It’s easy to take the various conveniences and freedoms of the modern workplace for granted. Particularly if you’ve only recently joined the workforce, it can be hard to imagine the workplace of yesteryear.
But what have been the biggest changes to the modern workplace over the past 20 years or so? Prior to the turn of the new millennium, what kinds of conveniences we now take for granted were predominantly out of the equation?
For one thing, remote working – aka the virtual workplace – was practically unheard of just a few decades ago. Today, it’s estimated that around 30% of the entire work force has worked remotely at some point or another. Modern technology has transformed every device with a working Internet connection into a fully functional office suite.
Frequent Job Changes
The vast majority of employees are always on the lookout for a bigger and better deal. In times gone by, it was the norm for people to stay with the same company for 30 or 40 years, before leaving with a gold-plated watch and a decent pension. These days, it’s the norm for people to stick with the company for no more than five years, before searching for greener pastures.
Equality and Diversity

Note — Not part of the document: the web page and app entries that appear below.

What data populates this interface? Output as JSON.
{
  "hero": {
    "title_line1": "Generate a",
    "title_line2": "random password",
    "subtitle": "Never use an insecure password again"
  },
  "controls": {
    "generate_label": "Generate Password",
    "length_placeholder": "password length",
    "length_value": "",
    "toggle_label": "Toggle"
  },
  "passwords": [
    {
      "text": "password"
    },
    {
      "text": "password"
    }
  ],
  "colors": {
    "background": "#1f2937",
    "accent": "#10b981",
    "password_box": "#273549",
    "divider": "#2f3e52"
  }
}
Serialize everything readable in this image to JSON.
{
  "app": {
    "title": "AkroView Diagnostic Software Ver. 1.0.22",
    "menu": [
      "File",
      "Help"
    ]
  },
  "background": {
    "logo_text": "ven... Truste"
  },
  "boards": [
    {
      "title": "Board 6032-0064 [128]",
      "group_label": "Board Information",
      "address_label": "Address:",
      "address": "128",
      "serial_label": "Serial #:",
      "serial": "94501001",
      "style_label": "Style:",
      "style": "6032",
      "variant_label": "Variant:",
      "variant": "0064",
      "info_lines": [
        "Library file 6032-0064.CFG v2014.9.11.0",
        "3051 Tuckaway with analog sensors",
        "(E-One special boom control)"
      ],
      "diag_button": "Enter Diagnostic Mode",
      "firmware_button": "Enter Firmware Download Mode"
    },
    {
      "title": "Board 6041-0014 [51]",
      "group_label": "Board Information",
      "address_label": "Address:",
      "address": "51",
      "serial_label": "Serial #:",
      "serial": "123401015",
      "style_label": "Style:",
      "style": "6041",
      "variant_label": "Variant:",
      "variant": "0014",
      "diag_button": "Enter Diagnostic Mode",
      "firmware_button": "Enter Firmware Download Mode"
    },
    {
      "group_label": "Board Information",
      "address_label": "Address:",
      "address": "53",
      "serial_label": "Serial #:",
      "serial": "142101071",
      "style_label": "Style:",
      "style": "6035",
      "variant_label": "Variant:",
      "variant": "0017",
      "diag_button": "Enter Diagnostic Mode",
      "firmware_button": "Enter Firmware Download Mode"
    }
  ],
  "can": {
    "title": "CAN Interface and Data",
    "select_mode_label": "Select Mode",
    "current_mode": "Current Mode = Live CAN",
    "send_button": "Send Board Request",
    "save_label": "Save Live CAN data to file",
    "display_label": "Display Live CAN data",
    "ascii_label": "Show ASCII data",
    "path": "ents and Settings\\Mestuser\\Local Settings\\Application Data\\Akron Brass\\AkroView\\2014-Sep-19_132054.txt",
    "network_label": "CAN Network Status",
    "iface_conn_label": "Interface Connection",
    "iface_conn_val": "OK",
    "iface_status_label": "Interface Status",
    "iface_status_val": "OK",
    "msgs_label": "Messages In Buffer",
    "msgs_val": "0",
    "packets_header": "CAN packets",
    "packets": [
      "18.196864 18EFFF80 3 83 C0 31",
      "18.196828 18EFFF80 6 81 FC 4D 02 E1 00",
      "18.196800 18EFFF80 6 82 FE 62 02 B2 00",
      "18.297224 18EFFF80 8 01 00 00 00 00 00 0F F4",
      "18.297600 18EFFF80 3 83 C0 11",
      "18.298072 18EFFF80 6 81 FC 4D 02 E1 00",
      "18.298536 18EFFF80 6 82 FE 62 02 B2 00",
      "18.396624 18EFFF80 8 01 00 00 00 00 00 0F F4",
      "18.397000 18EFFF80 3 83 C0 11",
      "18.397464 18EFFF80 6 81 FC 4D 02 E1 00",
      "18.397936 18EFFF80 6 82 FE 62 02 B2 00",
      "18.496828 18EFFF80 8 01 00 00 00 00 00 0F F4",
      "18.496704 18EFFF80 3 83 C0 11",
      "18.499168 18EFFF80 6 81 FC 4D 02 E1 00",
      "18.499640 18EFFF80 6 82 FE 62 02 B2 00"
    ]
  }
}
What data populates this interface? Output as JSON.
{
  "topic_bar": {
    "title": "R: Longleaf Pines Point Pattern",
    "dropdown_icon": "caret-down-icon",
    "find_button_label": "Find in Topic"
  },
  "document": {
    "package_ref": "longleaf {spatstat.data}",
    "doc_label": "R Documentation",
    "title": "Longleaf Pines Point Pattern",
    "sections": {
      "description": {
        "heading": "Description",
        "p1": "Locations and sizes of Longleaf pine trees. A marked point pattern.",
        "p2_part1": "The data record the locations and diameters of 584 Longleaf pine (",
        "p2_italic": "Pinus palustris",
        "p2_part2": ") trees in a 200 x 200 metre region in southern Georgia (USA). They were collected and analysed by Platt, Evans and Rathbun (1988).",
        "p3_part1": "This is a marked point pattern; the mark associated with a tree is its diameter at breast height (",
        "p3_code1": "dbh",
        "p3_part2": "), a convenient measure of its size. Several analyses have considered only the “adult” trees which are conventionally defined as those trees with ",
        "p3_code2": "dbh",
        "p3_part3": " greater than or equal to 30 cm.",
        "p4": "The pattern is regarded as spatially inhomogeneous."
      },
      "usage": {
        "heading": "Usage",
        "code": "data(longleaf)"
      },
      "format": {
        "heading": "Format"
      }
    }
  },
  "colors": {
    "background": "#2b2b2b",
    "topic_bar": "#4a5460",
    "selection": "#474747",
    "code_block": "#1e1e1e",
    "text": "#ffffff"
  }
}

Particularly in the United Kingdom and the United States, there’s been a gradual yet radical adoption of workplace equality and diversity policies. Rather than simply encouraging workplace diversity, official government policy has made it a legal requirement to champion diversity and equal opportunities. Discrimination in any form is no longer tolerated and is considered abhorrent.
Flexible Dress Codes
Some of the world’s biggest and most successful companies have acknowledged the fact that you don’t necessarily have to dress in a stiff power-suit to do a good job. Enormous enterprises like Google encourage their workforce to express their personalities and individuality, wearing pretty much anything they want to work. Piercings, tattoos, gravity-defying hairstyles – all part and parcel of the modern office experience.
It may be hard to believe, that there was once a time when the prospect of any lower-level member of the workforce communicating directly with ‘the boss’ would have be out of the question. Particularly if said employee wanted to make a rather outlandish suggestion, or bring up a grievance of some kind. Today, employees at all levels are actively encouraged to share their thoughts and opinions with their superiors. Communication in general in the average workplace has transformed beyond recognition over recent years.
No longer can an organisation expect to get away with operating in a shroud of secrecy. Company policies, salaries, benefits, promotion opportunities, organisational performance – extensive efforts are made to keep all employees in the loop. The idea being that by ensuring everyone is on the same page, everyone takes equal pride in their work and performs better accordingly.
Even as recently as the mid-1990s, it was comparatively rare for anyone other than an executive to carry a mobile phone. Today, it’s almost unheard of for anyone not to carry a mobile phone. The result of which is the near-constant availability of workers at all levels on a 24/7 basis. The ability to contact any person from any place in the world at any time has radically transformed the way the world does business.
General Workplace Culture
Last but not least, the culture of the modern workplace embraces motivation, satisfaction and enjoyment at an unprecedented level. Businesses worldwide are acknowledging the fact that when employees are happy to come to work, they perform better. Flexible working hours, a relaxed working environment, stocked kitchens, pool tables, coffee machines and so on – all having an enormous impact on employee motivation and retention. It’s taken some time, but it’s now acknowledged that the most effective way to motivate workers is to create an enjoyable working environment – not simply force them to do the job.